The young Phyllis is a week away from being married when bodies are found with their throats ripped out in the park near her home. She is particularly worried because there are no men in the house and she only lives with her aunt Martha, cousin Carol, and an elderly servant. Her aunt Martha buys a number of dogs that howl all night, scare Phyllis, and keep her awake. Soon it seems she has been sleep walking, as her shoes and nightgown are muddy and later, to her horror, she wakes up with blood on her hands. Since childhood, she has been dreaming about werewolves and witches’ gatherings and fears that she has finally succumbed to the family curse. Her fiancé Barry and her cousin are worried about Phyllis and begin an investigation of her own, while her aunt takes particular care to let Phyllis rest.
Though this is by no means a true horror film and lacks make up, monsters, or gore, there are some sinister elements. To hear Phyllis talk about her disturbing, reoccurring dreams of lycanthropic transformation helps transcend her whiny, passive character a bit. Though we don’t see the murders in the park, one victim is described as being a young child, and another is surprisingly the inspector who suspects a werewolf is to blame. To have the plucky comic relief (the other detectives and cops mostly make fun of him for being drunk and believing in werewolves) drop dead with a torn out throat is a little surprising. What is with the constant alcoholic humor in Universal movies?
Like a lot of other murder mysteries and horror films from the period, the plot strains credulity at times and doesn’t work too hard to make a lot of sense or explain plot holes. How did Phyllis’s parents die when she was a child? Who told her about the Allenby curse? By the end of the film, you can make an educated guess about these things, but it would help to have a little more back story. Also, why does a police detective take it upon himself to immediately decide a werewolf is to blame? It doesn’t make a whole lot of sense, but if you can ignore some of this and enjoy murder mysteries, She-Wolf of London is a pleasant way to pass an hour and has some particularly lovely visuals reminiscent of The Wolf Man's haunting, otherworldly forest scenes.
The performances are average, though solid and it is easy to see how far the cast could have gone with a stronger script. June Lockhart (Lassie) is far too timid and paranoid to be really interesting in the main role and she is overshadowed by both Sara Haden as the somewhat sinister aunt Martha and the confident, attractive Jan Wiley as cousin Carol. The somewhat roguish Don Porter is more likable than the average male lead and is frankly leagues beyond the bland David Manners, Universal’s standard leading man for Dracula and a few of their other horror films.
While certainly not a perfect film, She-Wolf of London has an undeservedly poor reputation due to its wildly inaccurate title and its inclusion in The Wolf Man: The Legacy Collection box set, where it clearly does not belong.
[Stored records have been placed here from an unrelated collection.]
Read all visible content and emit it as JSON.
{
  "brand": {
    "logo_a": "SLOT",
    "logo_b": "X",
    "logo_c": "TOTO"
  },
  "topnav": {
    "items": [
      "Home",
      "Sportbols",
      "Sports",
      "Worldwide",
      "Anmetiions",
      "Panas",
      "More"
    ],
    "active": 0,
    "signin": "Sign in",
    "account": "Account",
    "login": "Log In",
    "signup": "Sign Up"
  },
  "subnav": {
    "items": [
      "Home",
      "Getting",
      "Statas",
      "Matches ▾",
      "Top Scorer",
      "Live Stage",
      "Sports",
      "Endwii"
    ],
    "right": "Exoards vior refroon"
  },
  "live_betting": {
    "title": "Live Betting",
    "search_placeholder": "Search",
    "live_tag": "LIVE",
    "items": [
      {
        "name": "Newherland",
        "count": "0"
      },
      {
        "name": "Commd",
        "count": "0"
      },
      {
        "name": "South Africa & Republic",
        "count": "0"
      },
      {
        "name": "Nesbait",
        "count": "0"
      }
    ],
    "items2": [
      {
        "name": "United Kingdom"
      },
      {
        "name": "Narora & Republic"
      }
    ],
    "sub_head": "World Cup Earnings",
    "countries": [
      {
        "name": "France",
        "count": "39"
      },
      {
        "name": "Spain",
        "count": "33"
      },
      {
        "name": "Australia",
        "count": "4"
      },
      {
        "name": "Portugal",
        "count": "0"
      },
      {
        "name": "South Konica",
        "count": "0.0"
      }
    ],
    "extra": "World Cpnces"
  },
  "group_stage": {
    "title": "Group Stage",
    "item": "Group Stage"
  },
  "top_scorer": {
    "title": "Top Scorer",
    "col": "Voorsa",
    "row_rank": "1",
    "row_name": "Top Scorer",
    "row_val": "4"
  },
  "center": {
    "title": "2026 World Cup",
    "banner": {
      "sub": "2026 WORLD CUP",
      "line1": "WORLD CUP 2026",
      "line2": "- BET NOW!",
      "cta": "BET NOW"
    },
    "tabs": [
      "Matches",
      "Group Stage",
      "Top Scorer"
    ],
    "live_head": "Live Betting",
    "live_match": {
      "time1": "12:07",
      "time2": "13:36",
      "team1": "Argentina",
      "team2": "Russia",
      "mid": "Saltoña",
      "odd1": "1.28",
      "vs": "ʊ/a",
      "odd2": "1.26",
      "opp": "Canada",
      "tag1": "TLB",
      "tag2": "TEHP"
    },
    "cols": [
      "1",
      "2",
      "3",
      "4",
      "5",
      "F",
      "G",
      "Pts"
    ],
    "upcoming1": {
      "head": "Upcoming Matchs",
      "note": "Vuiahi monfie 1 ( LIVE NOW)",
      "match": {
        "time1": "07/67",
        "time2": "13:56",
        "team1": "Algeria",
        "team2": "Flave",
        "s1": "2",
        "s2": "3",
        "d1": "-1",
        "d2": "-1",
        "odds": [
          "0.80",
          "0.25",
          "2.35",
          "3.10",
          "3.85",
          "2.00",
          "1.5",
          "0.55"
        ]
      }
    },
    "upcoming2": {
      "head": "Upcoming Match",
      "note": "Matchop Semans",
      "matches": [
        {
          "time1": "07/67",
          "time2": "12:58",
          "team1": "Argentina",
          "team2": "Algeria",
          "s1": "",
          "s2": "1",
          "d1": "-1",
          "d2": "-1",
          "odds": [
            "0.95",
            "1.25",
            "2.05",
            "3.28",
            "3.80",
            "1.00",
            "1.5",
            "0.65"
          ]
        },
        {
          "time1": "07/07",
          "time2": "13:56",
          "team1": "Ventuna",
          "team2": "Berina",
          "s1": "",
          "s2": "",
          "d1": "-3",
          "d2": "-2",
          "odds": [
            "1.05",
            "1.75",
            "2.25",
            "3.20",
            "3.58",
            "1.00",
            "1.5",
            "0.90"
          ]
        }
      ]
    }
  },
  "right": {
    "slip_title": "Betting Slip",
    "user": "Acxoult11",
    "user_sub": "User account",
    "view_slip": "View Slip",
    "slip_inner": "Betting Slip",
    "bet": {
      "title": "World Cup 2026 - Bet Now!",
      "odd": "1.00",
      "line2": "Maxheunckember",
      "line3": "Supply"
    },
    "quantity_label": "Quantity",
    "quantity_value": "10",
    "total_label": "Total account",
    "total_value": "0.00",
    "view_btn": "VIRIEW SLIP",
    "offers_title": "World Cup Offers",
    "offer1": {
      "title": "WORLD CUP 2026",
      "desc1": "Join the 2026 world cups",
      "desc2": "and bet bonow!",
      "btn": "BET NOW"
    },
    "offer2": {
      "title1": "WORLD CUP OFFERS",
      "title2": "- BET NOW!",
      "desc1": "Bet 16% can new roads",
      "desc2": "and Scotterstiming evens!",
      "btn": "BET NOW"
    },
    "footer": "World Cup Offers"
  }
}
If you like quickly paced murder mysteries with a minimal amount of chills (along the lines of The Cat and the Canary or The Bat but with less humor) than this will be right up your alley. This also has no relationship whatsoever to the ‘90s TV show She-Wolf of London, which actually has a werewolf in it.